Butterflies are beautiful creatures that capture the imagination with their fascinating wing patterns and bright colors. While it’s true that many butterfly species do suck out the minerals from plants and flowers, it’s possible that some butterflies also do the same with fungi too.
Butterflies do not eat Fungus. Fungus is a plant, and butterflies don’t eat plants at all because they don’t have mouths that can break down the cellulose found in plants.
Butterflies have a proboscis, which is a long tongue-like feeding tube. This proboscis is usually coiled up when not being used to feed on nectar. The butterfly uncoils its proboscis to feed on the liquid food source from flowers or fruit. Butterflies cannot chew on solid food like other animals do because their mouth has no teeth for chewing or tearing up their food into smaller pieces for swallowing.
What flowers do butterflies eat?
It’s common to think that butterflies only eat nectar, but flowers aren’t their only option for food. Butterflies may also feed on tree sap or rotting fruit and plants. Although it doesn’t happen often, some butterflies even have a taste for certain types of fungi. One type of butterfly in Central America is particularly fond of fungi – they snack on ant fungi.
These caterpillars depend heavily on ant colonies to survive; they spend much of their time within ant nests as if they were an extension of one giant organism with these insects.
Butterfly larvae may also eat pollen, which can be a great source of protein for their growing bodies. This is something many gardeners don’t know and why many people are concerned about planting milkweed in their garden; this plant is the host plant for monarch butterflies, and it can be toxic to other species, such as rabbits and deer might try to eat it. Larvae are safe from this toxicity because they munch on the leaves instead of the flowers.
Humans use these properties for our own benefit, too—the milkweed plant has been used in folk medicine as a treatment for asthma and respiratory problems, and several tribes used it to make a poison.
Do caterpillars feed on fungi?
Caterpillars are the larvae of butterflies and moths, who are voracious eaters. They feed on leaves, stems, flowers, and fruits of a variety of plants. According to Bradley Putzke-Floyd’s book Staying Safe With Nature — which examines how butterflies spend their time during specific parts of their life cycle – caterpillars rely on fungi as an alternative food source.
Putzke-Floyd explains that when caterpillars outgrow their leafy diets (in about one week), they must seek other sources for nutrients. Adult butterflies only eat nectar and are not dependent upon insects or other foods to survive.
Caterpillars require several nutrients in order to grow into adult butterflies, including calcium, sodium, and magnesium. They get these nutrients from fungi that live in rotting wood or decaying vegetation.

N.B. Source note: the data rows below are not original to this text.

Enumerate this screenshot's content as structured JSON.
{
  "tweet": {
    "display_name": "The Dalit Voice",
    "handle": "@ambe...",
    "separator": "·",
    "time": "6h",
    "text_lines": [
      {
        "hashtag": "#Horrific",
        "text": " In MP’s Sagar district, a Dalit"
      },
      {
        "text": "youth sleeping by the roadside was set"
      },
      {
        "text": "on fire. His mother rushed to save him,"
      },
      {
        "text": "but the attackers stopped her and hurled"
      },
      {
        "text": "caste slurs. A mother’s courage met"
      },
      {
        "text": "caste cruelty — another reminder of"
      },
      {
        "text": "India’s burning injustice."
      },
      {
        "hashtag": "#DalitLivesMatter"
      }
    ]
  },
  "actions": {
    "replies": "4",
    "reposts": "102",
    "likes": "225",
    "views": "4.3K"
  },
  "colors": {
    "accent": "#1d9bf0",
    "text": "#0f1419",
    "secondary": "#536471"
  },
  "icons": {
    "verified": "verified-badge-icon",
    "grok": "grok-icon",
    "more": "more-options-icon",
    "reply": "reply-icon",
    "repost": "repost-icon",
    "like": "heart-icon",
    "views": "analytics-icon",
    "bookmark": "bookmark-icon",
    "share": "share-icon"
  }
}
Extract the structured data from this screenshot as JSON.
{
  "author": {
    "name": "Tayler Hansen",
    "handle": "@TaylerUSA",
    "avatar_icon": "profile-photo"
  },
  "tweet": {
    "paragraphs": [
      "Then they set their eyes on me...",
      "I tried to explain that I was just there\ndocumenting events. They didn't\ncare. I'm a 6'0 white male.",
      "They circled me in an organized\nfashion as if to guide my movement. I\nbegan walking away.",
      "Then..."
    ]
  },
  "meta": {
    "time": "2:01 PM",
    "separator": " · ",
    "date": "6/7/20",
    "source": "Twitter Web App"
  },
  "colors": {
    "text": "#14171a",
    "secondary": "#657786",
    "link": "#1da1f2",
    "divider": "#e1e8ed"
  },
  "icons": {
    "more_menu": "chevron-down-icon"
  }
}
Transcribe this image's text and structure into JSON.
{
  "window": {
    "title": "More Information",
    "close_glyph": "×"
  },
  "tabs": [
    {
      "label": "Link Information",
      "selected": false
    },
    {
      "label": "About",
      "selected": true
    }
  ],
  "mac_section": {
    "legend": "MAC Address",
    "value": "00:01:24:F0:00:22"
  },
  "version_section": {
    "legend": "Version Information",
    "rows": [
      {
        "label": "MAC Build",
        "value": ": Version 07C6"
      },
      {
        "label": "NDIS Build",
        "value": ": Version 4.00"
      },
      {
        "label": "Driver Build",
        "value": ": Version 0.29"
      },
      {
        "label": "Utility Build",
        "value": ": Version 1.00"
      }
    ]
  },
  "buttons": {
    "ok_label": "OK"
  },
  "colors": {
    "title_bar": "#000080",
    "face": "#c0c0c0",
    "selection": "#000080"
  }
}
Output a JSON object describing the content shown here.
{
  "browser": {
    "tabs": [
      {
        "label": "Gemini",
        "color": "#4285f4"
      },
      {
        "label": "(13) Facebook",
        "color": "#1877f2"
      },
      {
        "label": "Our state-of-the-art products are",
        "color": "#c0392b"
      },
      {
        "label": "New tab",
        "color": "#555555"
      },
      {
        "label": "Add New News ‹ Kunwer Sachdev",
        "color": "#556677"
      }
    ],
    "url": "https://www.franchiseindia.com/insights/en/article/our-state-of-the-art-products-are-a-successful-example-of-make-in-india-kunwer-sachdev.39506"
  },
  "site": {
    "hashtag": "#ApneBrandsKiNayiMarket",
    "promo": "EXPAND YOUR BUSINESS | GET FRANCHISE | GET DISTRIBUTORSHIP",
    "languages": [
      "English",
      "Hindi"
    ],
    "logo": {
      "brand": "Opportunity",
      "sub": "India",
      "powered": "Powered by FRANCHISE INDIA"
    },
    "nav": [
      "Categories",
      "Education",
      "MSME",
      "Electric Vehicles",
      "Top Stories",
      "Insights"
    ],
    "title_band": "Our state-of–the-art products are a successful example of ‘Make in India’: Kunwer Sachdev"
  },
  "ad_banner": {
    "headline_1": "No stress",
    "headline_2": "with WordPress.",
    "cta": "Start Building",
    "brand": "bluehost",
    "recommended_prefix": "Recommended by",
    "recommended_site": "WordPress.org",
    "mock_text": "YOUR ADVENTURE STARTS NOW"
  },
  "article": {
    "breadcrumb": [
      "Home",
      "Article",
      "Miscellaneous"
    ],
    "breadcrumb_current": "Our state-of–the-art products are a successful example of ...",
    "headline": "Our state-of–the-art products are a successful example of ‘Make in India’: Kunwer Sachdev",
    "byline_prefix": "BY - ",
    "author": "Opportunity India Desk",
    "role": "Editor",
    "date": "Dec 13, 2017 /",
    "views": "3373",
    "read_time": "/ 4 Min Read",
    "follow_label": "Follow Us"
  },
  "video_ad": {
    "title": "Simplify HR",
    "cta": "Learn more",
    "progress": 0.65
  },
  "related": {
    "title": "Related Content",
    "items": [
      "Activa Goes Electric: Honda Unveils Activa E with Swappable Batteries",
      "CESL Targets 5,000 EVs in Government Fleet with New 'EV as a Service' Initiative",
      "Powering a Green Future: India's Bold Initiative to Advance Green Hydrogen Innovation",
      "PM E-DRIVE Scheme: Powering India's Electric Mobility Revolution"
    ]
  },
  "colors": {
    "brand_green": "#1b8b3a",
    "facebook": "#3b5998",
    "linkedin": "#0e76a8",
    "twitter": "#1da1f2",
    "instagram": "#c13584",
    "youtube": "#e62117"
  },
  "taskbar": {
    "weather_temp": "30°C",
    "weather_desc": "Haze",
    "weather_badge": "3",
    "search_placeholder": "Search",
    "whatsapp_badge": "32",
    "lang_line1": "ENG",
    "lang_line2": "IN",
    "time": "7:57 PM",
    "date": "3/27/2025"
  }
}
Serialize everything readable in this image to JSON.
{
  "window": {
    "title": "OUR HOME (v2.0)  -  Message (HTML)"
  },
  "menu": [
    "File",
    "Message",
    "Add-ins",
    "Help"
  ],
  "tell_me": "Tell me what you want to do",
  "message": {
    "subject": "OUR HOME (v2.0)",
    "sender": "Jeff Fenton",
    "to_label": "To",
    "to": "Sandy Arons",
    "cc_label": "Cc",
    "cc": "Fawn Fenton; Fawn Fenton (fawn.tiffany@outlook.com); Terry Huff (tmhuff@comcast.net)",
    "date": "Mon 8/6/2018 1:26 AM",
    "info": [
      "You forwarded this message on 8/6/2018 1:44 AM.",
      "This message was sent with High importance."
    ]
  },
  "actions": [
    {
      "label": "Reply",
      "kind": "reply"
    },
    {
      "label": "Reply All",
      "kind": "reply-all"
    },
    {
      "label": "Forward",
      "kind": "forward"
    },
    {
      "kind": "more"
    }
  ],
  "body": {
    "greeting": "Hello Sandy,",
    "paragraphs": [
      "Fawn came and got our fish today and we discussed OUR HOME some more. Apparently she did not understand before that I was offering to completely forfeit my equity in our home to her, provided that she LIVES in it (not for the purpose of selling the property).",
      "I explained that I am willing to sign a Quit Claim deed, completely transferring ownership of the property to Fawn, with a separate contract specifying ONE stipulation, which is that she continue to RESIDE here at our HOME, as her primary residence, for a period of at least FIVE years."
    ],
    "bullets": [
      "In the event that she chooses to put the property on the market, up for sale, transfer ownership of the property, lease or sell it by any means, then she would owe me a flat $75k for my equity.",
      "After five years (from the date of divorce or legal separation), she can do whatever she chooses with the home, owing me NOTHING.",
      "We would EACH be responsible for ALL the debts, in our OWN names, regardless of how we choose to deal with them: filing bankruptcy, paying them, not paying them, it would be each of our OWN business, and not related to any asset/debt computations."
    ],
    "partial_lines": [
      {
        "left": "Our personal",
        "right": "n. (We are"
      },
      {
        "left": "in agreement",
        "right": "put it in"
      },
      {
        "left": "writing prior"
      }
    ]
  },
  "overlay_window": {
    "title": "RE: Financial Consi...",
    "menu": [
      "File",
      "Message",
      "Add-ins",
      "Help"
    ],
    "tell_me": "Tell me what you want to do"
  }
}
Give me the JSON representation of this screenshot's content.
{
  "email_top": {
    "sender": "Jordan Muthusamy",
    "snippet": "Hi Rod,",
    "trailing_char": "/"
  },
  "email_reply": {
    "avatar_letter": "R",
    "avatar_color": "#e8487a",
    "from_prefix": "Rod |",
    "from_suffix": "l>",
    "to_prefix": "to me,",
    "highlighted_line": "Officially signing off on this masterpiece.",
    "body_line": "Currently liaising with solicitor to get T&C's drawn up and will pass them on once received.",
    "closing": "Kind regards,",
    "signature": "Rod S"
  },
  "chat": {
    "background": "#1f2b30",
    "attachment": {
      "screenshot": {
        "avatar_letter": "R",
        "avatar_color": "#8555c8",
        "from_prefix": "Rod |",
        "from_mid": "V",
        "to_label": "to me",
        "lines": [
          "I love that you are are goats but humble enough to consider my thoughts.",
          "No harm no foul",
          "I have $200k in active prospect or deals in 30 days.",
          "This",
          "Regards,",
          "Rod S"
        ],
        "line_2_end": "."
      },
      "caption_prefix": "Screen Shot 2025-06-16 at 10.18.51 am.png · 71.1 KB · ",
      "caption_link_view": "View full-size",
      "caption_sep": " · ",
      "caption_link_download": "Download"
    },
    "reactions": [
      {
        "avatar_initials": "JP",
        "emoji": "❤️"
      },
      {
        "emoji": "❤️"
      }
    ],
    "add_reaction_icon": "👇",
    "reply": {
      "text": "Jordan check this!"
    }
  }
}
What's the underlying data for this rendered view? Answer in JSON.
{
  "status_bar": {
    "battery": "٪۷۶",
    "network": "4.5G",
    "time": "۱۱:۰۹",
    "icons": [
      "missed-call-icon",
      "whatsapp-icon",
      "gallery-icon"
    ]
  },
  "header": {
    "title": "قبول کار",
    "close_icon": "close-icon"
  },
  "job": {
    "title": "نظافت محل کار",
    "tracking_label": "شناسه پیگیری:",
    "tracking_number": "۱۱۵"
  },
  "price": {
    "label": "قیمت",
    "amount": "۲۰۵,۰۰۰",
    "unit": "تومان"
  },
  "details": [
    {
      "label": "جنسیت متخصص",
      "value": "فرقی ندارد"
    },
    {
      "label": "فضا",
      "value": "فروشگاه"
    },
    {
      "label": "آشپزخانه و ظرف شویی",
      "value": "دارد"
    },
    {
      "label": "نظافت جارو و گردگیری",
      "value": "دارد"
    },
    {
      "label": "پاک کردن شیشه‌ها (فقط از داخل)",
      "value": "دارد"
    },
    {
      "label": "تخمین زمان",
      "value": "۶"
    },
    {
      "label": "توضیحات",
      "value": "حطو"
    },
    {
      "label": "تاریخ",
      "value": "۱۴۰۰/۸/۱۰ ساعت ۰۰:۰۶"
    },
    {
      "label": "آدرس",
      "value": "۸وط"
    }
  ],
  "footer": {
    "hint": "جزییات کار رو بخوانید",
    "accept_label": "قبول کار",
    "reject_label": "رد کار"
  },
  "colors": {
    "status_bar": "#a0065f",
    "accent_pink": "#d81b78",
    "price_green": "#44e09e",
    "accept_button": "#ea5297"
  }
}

The fungi act as agents in a decomposing matter on forest floors and other habitats where butterflies and moths live. Caterpillars have “symbiotic relationships” with the fungi; the Fungus provides the necessary nutrients for the caterpillar, while the caterpillar helps the Fungus spread its spores by eating them and carrying it with them wherever they go. Both species benefit from this interdependence.
So butterflies are not fungi-eaters as such, but fungi do not harm them anyway. Butterflies tend to lay their eggs on plants that have fungi growing on them, but they don’t eat the fungi, but they may suck the nutrients out of it, and it is unclear what role, if any, the fungi plays in their reproduction.